(ī-ō-nĭ-zā′shŭn) The process of adding or subtracting an electron from an atom. In radiology, ionization is the most common cause of radiobiological damage.
(ī′ŏ-nīz″) To separate into ions.
Intraoperative neurophysiological monitoring.
(ī-ŏn′ō-jĕn) [Gr. ion, going, + gennan, to produce] Anything that can be ionized.
(ī-ŏn′ă-fawr″) A compound that binds and carries metallic ions across cellular membranes.
(ī″ŏn-ŏ-trō′pĭk) [″ + ″] Having an influence on glutamate-gated cell surface receptors, i.e., on cell membrane channels that open or close in the presence of ions.
(ī″ont″ŏ-fĕ-rē′sĭs) [Gr. iōn, iont-, going + -phoresis] 1. The introduction of an electric current into a salt solution, causing migration of the metal (positive) ion to the negative pole and the radical (negative) ion to the positive pole. 2. The introduction of various ions into tissues through the skin by means of electricity. SYN: ionic medication; ionotherapy; iontotherapy. SEE: electrical patch.

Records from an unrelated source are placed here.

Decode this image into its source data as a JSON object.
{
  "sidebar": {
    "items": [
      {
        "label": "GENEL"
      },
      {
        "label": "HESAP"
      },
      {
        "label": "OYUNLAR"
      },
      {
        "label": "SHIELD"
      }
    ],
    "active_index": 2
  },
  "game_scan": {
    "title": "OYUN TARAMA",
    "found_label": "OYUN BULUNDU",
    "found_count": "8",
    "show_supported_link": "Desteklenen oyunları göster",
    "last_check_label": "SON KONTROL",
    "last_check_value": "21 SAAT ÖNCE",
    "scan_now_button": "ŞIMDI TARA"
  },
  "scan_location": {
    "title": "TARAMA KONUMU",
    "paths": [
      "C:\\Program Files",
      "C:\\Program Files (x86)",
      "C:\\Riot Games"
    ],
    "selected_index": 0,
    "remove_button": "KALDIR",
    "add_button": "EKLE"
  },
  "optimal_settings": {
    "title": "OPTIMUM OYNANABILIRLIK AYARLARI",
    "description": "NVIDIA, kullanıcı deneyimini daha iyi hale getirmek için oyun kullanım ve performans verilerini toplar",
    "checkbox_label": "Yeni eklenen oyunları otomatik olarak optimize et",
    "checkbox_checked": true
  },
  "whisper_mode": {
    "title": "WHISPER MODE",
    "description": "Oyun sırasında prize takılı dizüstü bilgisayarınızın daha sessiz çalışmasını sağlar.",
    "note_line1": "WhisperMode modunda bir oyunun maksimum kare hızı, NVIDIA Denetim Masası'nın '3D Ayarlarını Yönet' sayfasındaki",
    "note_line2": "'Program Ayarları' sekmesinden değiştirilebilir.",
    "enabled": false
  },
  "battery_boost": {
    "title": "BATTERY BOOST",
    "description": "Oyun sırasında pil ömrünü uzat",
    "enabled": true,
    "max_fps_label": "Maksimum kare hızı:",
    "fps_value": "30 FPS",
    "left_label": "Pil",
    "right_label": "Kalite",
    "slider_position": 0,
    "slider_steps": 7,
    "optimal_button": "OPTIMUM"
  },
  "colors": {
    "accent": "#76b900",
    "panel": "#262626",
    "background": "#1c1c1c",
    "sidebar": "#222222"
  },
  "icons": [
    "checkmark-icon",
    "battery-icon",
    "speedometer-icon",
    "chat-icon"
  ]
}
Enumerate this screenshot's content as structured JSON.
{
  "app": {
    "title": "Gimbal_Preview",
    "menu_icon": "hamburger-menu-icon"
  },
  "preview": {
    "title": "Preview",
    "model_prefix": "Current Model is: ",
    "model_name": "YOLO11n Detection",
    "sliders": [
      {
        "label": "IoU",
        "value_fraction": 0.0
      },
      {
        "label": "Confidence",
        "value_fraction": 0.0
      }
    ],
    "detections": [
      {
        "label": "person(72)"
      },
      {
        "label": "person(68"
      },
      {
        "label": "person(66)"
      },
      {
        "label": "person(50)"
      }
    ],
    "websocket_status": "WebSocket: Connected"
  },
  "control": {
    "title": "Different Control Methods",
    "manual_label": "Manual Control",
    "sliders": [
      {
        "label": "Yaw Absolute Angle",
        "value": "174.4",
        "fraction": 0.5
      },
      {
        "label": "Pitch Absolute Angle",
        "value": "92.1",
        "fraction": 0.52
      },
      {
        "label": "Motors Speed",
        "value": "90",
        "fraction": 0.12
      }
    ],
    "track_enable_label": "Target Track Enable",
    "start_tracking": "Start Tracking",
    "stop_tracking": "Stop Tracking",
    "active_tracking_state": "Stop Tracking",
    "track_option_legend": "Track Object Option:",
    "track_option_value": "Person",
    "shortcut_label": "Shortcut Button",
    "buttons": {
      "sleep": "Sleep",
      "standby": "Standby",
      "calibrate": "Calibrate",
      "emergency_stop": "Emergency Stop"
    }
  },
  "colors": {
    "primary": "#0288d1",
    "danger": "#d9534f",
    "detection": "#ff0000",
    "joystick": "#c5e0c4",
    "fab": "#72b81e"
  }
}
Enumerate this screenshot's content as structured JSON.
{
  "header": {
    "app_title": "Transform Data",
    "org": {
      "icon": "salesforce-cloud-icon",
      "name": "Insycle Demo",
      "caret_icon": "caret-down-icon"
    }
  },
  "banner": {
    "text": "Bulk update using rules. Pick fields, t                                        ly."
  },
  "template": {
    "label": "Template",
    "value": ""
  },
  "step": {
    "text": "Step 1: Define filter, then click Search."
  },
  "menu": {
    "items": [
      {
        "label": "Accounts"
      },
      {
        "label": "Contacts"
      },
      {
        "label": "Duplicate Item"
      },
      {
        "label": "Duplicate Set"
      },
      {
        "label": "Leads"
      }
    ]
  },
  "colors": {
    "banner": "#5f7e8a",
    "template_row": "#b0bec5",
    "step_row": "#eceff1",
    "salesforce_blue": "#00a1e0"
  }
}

pilocarpine i. Sweat test.
(ī″ō-fĕn′dĭ-lāt) A radiopaque contrast medium used in myelography.
intraoperative quick assay of intact parathyroid hormone.
intraperitoneal; isoelectric point
independent practice association; International Psychogeriatric Association.
(ĭp′ĕ-kăk) A drug that induces vomiting. For many years, it was used to help empty the upper gastrointestinal tract after toxic ingestions and accidental overdoses. It no longer is used for this purpose in hospitals, where activated charcoal and whole bowel irrigation have proved to be more effective and better tolerated. The drug is derived from the dried root of ipecacuanha, a plant that is native to Brazil. It typically is given as a syrup.
[Abbr. of Immune dysregulation, polyendocrinopathy, enteropathy, X-linked] A rare X-linked disorder caused by dysfunction of regulatory T cells. Common symptoms include intestinal malabsorption, rashes, recurrent infections, and early-onset diabetes mellitus.
A radiopaque contrast medium used in radiographical studies of the gallbladder.
intermittent positive-pressure breathing.
intermittent positive-pressure ventilation.